This is the film many call Bruce Lee’s masterpiece as it would be in 1973, the biggest martial arts spectacle in the career of the Dragon. Sadly, Lee would never to get to experience seeing the film himself.
Lee is a highly respected student at the Shaolin Temple. His skills grab the attention of British secret agent Braithwaite, who asks Lee to assist him on a mission. The mission involves a former student of Shaolin, Han. Han has become evil and has become a crime lord dealing with drugs and prostitution from his island fortress. Every year, Han holds a martial arts tournament, which is a cover for his rackets. When Lee learns that Han’s boydguard Ohara is responsible for the death of his sister, Lee decides to enter the tournament with the hopes of busting the operation.

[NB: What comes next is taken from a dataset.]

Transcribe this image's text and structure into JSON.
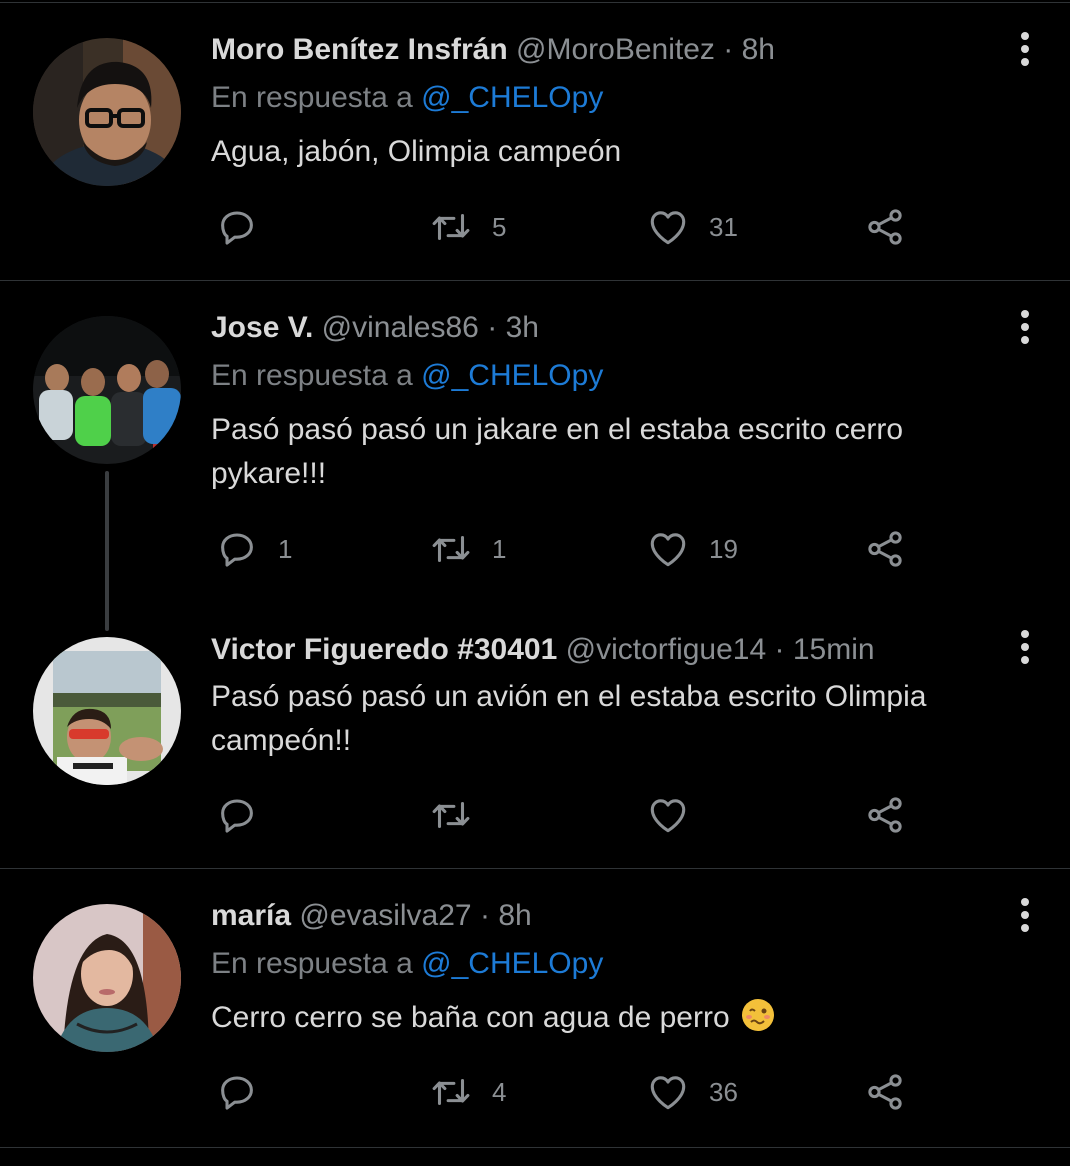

There are two other combatants that will be in Han’s tournament. Roper is an apparent high-living gambler who owes a major debt to some mob bosses and enters the tournament in hopes to get enough money to start his life over. Roper’s old war buddy Williams enters the tournament to escape the prejudice he has endured at home after fighting two racist police officers. When Lee begins his mission, Williams is framed by Han as being the man who poses a threat to the operation. When Han learns the truth, he makes a decision that may determine the fate of everyone involved in this potentially deadly tournament.
This would become the first major Hollywood film to have an Asian-born actor in the lead role and it was such a hit and influential film. A hit that many consider it one of the best, if not the best Bruce Lee film made. Influential comes in the sense that after the film’s release, combined with the boom of the kung fu genre in the United States, people began taking up martial arts as a result. Lee really shines in the film as both mission carrier and avenger wrapped up in one package. Once again, he uses a bit of comic relief when he is confronted by a New Zealander and gives his take on “the art of fighting without fighting”.
The supporting cast is top notch in this. For some reason, while Lee is given lines that blend some philosophical methods to martial arts, John Saxon and Jim Kelly perhaps are given the fun lines of the film. One can’t forget Saxon’s line when he sees Ahna Capri’s Tanya for the first time. “A woman like that can teach you things you don’t know about yourself”. He actually would use this very same line in the 2011 horror action film War Wolves with Michael Worth. As for Jim Kelly, who can forget what he tells Han after he learns of the operation. “Man, you come right out of a comic book”. While Lee plays the heroic fighter of the trio, Saxon and Kelly pull off the charms when they have women by their side.
The legendary Shek Kin, who before this film had a reputation in Hong Kong for playing the villainous Northern kicker to Kwan Tak-Hing’s Wong Fei-Hung, is great to watch as the villainous Han. For those unfamiliar with dubbing, Shek couldn’t speak English well and his lines were dubbed by Keye Luke, who is best known for his roles in the TV series Kung Fu and Gremlins. Bob Wall, who appeared with Lee previously in Way of the Dragon, gets a somewhat bigger role as Han’s bodyguard Ohara. He gets his action in against the likes of Angela Mao, one of Golden Harvest’s premier action stars after Lee’s The Big Boss hit screens, and then his tournament fight against Bruce himself is nothing short of brilliant.
Bruce Lee choreographed the film’s action sequences and they are done quite well. Any martial arts film fan will truly recognize a number of faces in the film. The Shaolin student Bruce faces in the opening of the film is Sammo Hung, the star of the two-seasoned action series Martial Law and is a legend in Hong Kong cinema. Playing one of the goons in the prison sequence is Jackie Chan. He is the one Bruce grabs from behind, followed by an upclose shot of Bruce snapping Chan’s neck. Many of the Hong Kong action stars who started out as stuntmen appear in the film in background roles as fighters. Look for Wilson Tong getting kicked by Angela Mao when he approaches her to start the flashback action scene. The finale, influenced by the classic film noir The Lady from Shanghai, has the famous “mirror room” sequence, which is great as well.
Enter the Dragon is an exciting martial arts spectacle featuring Bruce Lee in what would be his biggest role to date. Sadly, the film was released three weeks after his tragic death on July 20, 1973. It I safe to say that Lee may have been proud of this film had he seen it.
WFG RATING: A
A Warner Brothers production in association with Concord Productions. Director: Robert Clouse. Producer: Fred Weintraub. Writer: Michael Allin. Cinematography: Gilbert Hubbs. Editing: Kurt Hirschler and George Watters.
Cast: Bruce Lee, John Saxon, Jim Kelly, Ahna Capri, Shek Kin, Bob Wall, Bolo Yeung, Peter Archer, Geoffrey Weeks, Betty Chung, Angela Mao, Roy Chiao, Sammo Hung, Jackie Chan, Yuen Wah.